Subjects: Eastern Cemetery: Site: Giza View: G 7530-7540

Description: Cemetery G 7000: G 7530-7540: G 7530, Meresankh III (= Mersyankh), chapel entrance, S door jamb, relief (standing figure of Meresankh, being presented document by her steward Khemetnu), looking SW

Subjects: Eastern Cemetery: Site: Giza View: G 7530-7540

Description: Cemetery G 7000: G 7530-7540: G 7530, Meresankh III (= Mersyankh), chapel entrance, S door jamb (facade face), inscription (date), looking SW

Subjects: Eastern Cemetery: Site: Giza View: G 7530-7540

Description: Cemetery G 7000: G 7530-7540: G 7530, Meresankh III (= Mersyankh), chapel entrance, S door jamb, relief (standing figure of Meresankh, being presented document by her steward Khemetnu), looking SE

Subjects: Eastern Cemetery: Site: Giza View: G 7530-7540

Description: Cemetery G 7000: G 7530-7540: G 7530, Meresankh III (= Mersyankh), chapel entrance, S door jamb, relief (standing figure of Meresankh, being presented document by her steward Khemetnu), looking SW

Subjects: Eastern Cemetery: Site: Giza View: G 7530-7540

Description: Cemetery G 7000: G 7530-7540: G 7530, Meresankh III (= Mersyankh), chapel entrance, S door jamb, relief (standing figure of Meresankh, being presented document by her steward Khemetnu), looking S

Subjects: Eastern Cemetery: Site: Giza View: G 7530-7540

Description: Cemetery G 7000: G 7530-7540: G 7530, Meresankh III (= Mersyankh), chapel entrance, S door jamb, relief (standing figure of Meresankh, being presented document by her steward Khemetnu), looking S

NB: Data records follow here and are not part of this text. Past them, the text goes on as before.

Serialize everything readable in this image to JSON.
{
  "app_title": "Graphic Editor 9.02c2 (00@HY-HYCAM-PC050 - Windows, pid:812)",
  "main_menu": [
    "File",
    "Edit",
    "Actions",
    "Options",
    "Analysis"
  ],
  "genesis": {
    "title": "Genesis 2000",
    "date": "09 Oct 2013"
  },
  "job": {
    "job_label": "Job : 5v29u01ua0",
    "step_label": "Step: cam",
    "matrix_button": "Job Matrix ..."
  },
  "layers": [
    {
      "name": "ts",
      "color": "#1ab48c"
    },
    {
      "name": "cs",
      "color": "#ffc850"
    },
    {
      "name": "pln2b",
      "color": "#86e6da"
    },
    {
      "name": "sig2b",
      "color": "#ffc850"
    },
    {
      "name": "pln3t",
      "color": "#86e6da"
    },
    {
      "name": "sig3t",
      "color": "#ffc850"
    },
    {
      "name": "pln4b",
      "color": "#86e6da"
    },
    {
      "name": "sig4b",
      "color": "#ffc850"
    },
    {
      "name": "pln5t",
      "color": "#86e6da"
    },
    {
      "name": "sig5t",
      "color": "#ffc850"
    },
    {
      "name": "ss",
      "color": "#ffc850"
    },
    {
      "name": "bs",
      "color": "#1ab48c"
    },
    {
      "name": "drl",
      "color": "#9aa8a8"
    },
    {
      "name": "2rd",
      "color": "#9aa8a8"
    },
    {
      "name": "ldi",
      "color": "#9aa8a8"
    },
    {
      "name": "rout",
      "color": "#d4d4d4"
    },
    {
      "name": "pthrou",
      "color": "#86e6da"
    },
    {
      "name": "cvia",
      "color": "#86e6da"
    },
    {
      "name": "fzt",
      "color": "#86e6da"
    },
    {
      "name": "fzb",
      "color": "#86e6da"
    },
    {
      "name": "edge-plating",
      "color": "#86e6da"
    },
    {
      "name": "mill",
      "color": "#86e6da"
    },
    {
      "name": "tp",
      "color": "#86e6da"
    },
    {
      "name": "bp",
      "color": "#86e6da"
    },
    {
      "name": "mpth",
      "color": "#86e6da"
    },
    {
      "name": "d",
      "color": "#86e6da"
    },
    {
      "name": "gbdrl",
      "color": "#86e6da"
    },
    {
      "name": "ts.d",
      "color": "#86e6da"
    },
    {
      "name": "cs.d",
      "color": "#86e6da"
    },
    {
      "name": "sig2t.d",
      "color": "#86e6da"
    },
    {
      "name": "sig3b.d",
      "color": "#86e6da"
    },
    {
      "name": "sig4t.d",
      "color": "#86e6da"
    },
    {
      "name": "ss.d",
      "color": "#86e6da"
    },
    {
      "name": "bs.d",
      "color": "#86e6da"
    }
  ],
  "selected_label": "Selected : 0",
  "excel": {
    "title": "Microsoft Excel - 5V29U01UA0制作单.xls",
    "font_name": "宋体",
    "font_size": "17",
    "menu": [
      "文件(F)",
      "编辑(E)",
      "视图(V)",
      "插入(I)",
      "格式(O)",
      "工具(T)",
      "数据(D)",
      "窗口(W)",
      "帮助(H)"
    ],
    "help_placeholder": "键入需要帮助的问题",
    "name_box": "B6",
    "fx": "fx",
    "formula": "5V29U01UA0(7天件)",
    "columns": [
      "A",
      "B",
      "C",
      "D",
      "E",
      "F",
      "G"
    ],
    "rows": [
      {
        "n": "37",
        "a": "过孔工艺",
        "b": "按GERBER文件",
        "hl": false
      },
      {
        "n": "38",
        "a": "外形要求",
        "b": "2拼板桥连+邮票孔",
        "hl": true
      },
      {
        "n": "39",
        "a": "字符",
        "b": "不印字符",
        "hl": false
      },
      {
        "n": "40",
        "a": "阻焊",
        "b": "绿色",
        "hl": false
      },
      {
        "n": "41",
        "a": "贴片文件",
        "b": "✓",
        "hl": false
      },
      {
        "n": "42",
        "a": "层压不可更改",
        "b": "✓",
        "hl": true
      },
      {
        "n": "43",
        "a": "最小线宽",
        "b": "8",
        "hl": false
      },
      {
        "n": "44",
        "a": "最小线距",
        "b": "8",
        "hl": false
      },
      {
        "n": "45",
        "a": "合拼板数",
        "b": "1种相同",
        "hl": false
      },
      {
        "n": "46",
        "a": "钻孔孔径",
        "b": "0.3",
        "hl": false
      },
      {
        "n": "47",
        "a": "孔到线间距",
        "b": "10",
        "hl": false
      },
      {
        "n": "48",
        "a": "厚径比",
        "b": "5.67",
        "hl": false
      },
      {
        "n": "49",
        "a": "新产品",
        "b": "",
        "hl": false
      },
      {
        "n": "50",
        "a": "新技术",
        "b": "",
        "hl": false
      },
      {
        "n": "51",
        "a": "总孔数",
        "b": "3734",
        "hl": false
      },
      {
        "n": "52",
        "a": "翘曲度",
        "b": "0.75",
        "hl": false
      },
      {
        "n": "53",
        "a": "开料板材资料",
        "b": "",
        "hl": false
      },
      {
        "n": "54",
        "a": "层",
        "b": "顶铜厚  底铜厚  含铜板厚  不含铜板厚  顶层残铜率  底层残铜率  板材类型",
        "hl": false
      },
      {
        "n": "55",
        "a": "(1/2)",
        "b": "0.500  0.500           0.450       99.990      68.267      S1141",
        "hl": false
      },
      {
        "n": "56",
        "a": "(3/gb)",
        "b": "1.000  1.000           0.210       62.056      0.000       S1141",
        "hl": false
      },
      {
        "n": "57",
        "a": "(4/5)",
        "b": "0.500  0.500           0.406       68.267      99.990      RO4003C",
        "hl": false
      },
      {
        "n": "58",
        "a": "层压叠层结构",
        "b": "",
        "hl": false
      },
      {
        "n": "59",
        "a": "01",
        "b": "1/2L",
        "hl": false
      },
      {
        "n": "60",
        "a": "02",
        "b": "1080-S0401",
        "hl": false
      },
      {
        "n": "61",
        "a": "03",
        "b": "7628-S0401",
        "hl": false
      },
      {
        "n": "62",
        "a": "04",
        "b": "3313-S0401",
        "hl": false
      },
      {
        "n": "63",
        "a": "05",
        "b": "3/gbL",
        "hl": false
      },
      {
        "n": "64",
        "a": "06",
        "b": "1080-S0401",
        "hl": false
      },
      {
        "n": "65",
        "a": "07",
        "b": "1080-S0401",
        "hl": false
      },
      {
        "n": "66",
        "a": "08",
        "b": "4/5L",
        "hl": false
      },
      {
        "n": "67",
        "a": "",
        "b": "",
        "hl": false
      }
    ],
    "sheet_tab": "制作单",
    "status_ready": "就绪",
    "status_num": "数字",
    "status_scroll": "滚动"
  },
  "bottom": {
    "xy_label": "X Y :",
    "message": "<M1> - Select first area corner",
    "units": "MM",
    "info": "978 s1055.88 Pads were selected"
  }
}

Digital Giza has been made possible in part by the National Endowment for the Humanities: Exploring the human endeavor

© 2017 Giza Project at Harvard University.
All rights reserved.